The Co-operative Bank this week alerted its customers to a suspected new fraud scheme.
“We’re aware of a recent investment scam with customers receiving unsolicited phone calls claiming to be a staff member of The Co-operative Bank offering high interest rates within a very short period,” the bank told its app users.
Co-op Bank said customers receiving any approaches of this nature should call the bank.
With the official cash rate (OCR) still at 5.5 per cent, and expected to stay there until perhaps 2025, term deposits and high-interest-rate savings accounts are popular with many Kiwi investors.
Other con artists were expected to target Christmas shoppers.
“Scammers love Christmas,” Westpac told its app users today.
“They may ask you to pay for online goods that are never delivered. Sellers can also be duped with payments that never arrive.”
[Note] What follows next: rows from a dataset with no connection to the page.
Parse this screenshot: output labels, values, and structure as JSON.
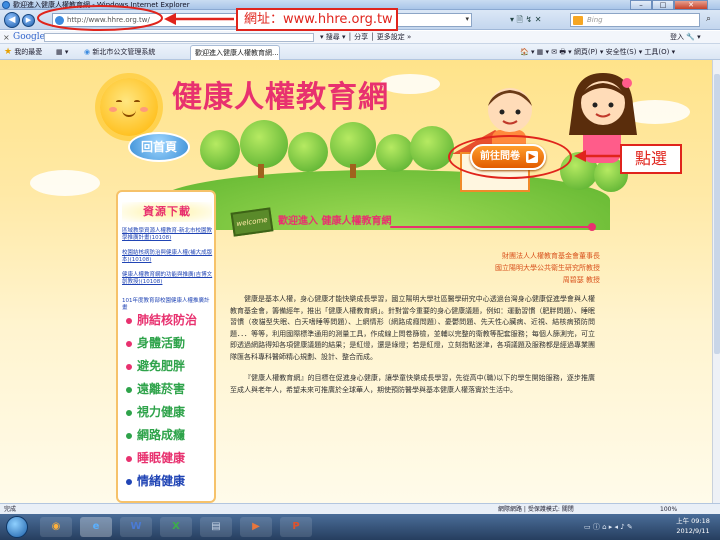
{
  "browser": {
    "window_title": "歡迎進入健康人權教育網 - Windows Internet Explorer",
    "url": "http://www.hhre.org.tw/",
    "search_placeholder": "Bing",
    "addr_tools": "▾ 🗎 ↯ ✕",
    "url_callout": "網址：www.hhre.org.tw",
    "google_label": "Google",
    "google_tools": "▾ 搜尋 ▾ │ 分享 │ 更多設定 »",
    "sign_in": "登入 🔧 ▾",
    "favorites": "我的最愛",
    "fav_item_1": "新北市公文管理系統",
    "fav_item_2": "歡迎進入健康人權教育...",
    "tab_label": "歡迎進入健康人權教育網...",
    "cmd_bar": "🏠 ▾  ▦ ▾  ✉  🖶 ▾  網頁(P) ▾  安全性(S) ▾  工具(O) ▾",
    "status_left": "完成",
    "status_zone": "網際網路 | 受保護模式: 關閉",
    "zoom": "100%"
  },
  "site": {
    "title": "健康人權教育網",
    "home_button": "回首頁",
    "survey_button": "前往問卷",
    "click_callout": "點選",
    "sidebar_heading": "資源下載",
    "sidebar_links": [
      "區域教學資源人權教育-新北市校園教學推廣計畫(10108)",
      "校園結核病防治與健康人權(補大成版本)(10108)",
      "健康人權教育網的功能與推廣(吉博文創教授)(10108)"
    ],
    "sidebar_note": "101年度教育部校園健康人權推廣計畫",
    "topics": [
      "肺結核防治",
      "身體活動",
      "避免肥胖",
      "遠離菸害",
      "視力健康",
      "網路成癮",
      "睡眠健康",
      "情緒健康"
    ],
    "welcome_sign": "welcome",
    "welcome_title": "歡迎進入 健康人權教育網",
    "credit_1": "財團法人人權教育基金會董事長",
    "credit_2": "國立陽明大學公共衛生研究所教授",
    "credit_3": "周碧瑟 教授",
    "paragraph_1": "健康是基本人權，身心健康才能快樂成長學習，國立陽明大學社區醫學研究中心透過台灣身心健康促進學會與人權教育基金會，籌備經年，推出「健康人權教育網」。針對當今重要的身心健康議題，例如：運動習慣（肥胖問題）、睡眠習慣（夜貓型失眠、白天嗜睡等問題）、上網情形（網路成癮問題）、憂鬱問題、先天性心臟病、近視、結核病預防問題．．．等等，利用國際標準通用的測量工具，作成線上問卷篩檢，並輔以完整的衛教等配套服務；每個人篩測完，可立即透過網路得知各項健康議題的結果；是紅燈，還是綠燈；若是紅燈，立刻指點迷津，各項議題及服務都是經過專業團隊匯各科專科醫師精心規劃、設計、整合而成。",
    "paragraph_2": "『健康人權教育網』的目標在促進身心健康，讓學童快樂成長學習，先從高中(職)以下的學生開始服務，逐步推廣至成人與老年人，希望未來可推廣於全球華人，期使預防醫學與基本健康人權落實於生活中。"
  },
  "taskbar": {
    "time": "上午 09:18",
    "date": "2012/9/11"
  }
}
Westpac said people should be wary if an online seller’s profile was new, and had bad feedback and limited friends.
“Be wary if you’re asked to complete a trade off-platform.”
And Westpac said people shouldn’t expect to rely on emails, texts or screenshots as proof of payment.
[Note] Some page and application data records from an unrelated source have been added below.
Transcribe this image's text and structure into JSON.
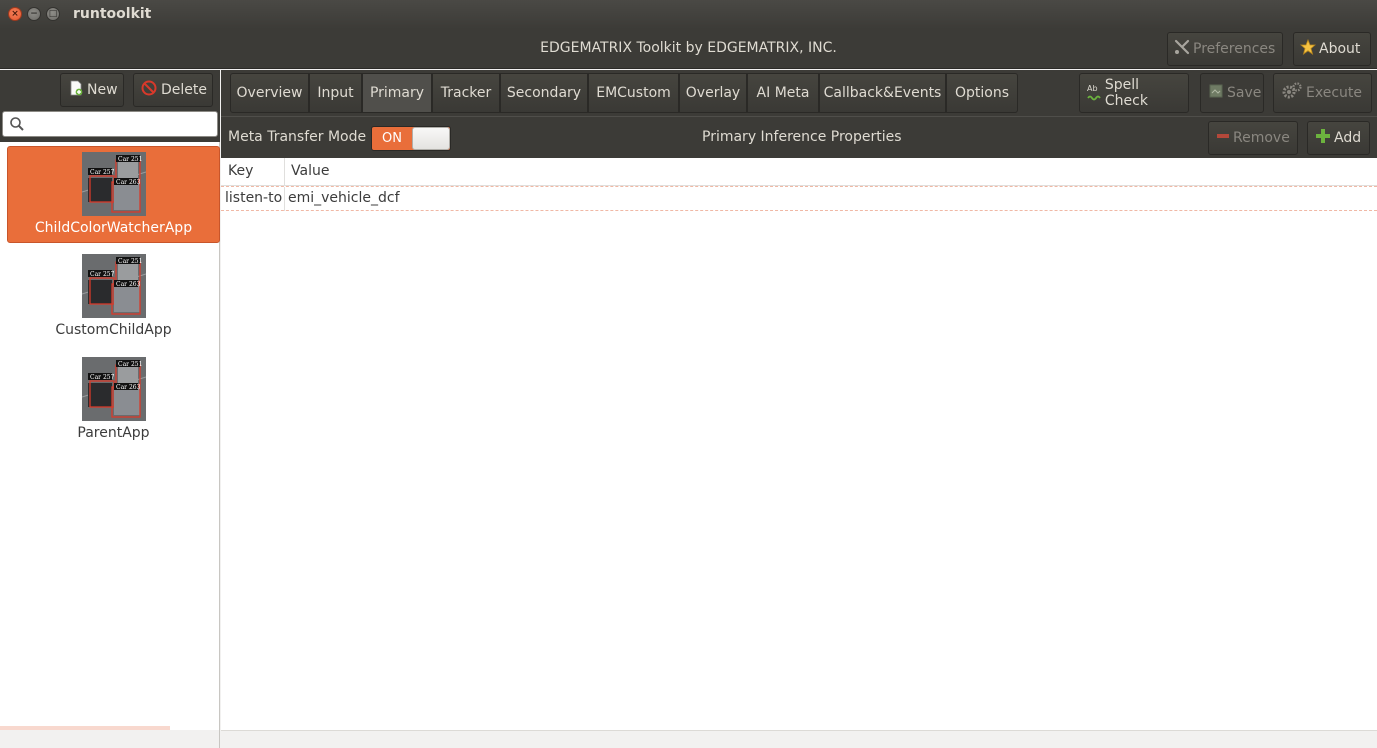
{
  "window": {
    "title": "runtoolkit"
  },
  "header": {
    "title": "EDGEMATRIX Toolkit by EDGEMATRIX, INC.",
    "preferences_label": "Preferences",
    "about_label": "About"
  },
  "sidebar": {
    "new_label": "New",
    "delete_label": "Delete",
    "search_placeholder": "",
    "apps": [
      {
        "label": "ChildColorWatcherApp",
        "selected": true
      },
      {
        "label": "CustomChildApp",
        "selected": false
      },
      {
        "label": "ParentApp",
        "selected": false
      }
    ],
    "thumb_labels": [
      "Car 251",
      "Car 257",
      "Car 263"
    ]
  },
  "tabs": [
    "Overview",
    "Input",
    "Primary",
    "Tracker",
    "Secondary",
    "EMCustom",
    "Overlay",
    "AI Meta",
    "Callback&Events",
    "Options"
  ],
  "active_tab": "Primary",
  "toolbar": {
    "spell_check_label": "Spell Check",
    "spell_icon_text": "Ab",
    "save_label": "Save",
    "execute_label": "Execute"
  },
  "properties": {
    "meta_transfer_label": "Meta Transfer Mode",
    "switch_state": "ON",
    "title": "Primary Inference Properties",
    "remove_label": "Remove",
    "add_label": "Add"
  },
  "table": {
    "columns": [
      "Key",
      "Value"
    ],
    "rows": [
      {
        "key": "listen-to",
        "value": "emi_vehicle_dcf"
      }
    ]
  },
  "colors": {
    "accent": "#e96e3a",
    "chrome": "#3c3b37"
  }
}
“A lot of parcel delivery phishing happens over Christmas too. It starts with a false parcel text and includes a link to track the delivery, or to pay a fee,” Westpac added.
But those links could lead to sites designed to steal credit card details or install viruses.
Westpac urged people to also be wary of anybody demanding extra money to “release” parcels.
“If you’re expecting a parcel, confirm any correspondence is coming directly from the retailer or courier before taking action.”
Government cybersecurity agency Cert NZ has recommended online shoppers keep an eye out for fake websites and fake sellers while searching for bargains.
Earlier today, NZ Police warned the public to watch out for Christmas thieves.
“With Christmas shopping ramping up and increasing online purchases, ensure you have your packages delivered to a secure location like your workplace, or the rear of your property, or select a time you will be at home for delivery.”
Supermarket loyalty scam
Meanwhile, Scamwatch NZ said a fake loyalty card website had been preying on Kiwis.
The alleged scam appeared to impersonate supermarket chain Countdown with offers of $1000 compensation for completing a survey.
“We hate seeing Kiwis being targeted like this,” said Scamwatch NZ, which is a Ministry of Business, Innovation & Employment service.
Scamwatch said the scam in question had spelling mistakes and other giveaway signs.
But scam detectors cannot always rely on those kinds of rookie mistakes.
Last month, Microsoft said scammers could use artificial intelligence to outsmart people using the old strategies of checking for spelling mistakes or poor grammar in phishing scams.
John Weekes is online business editor. He has covered courts, politics, crime and consumer affairs. He rejoined the Herald in 2020, previously working at Stuff and News Regional, Australia.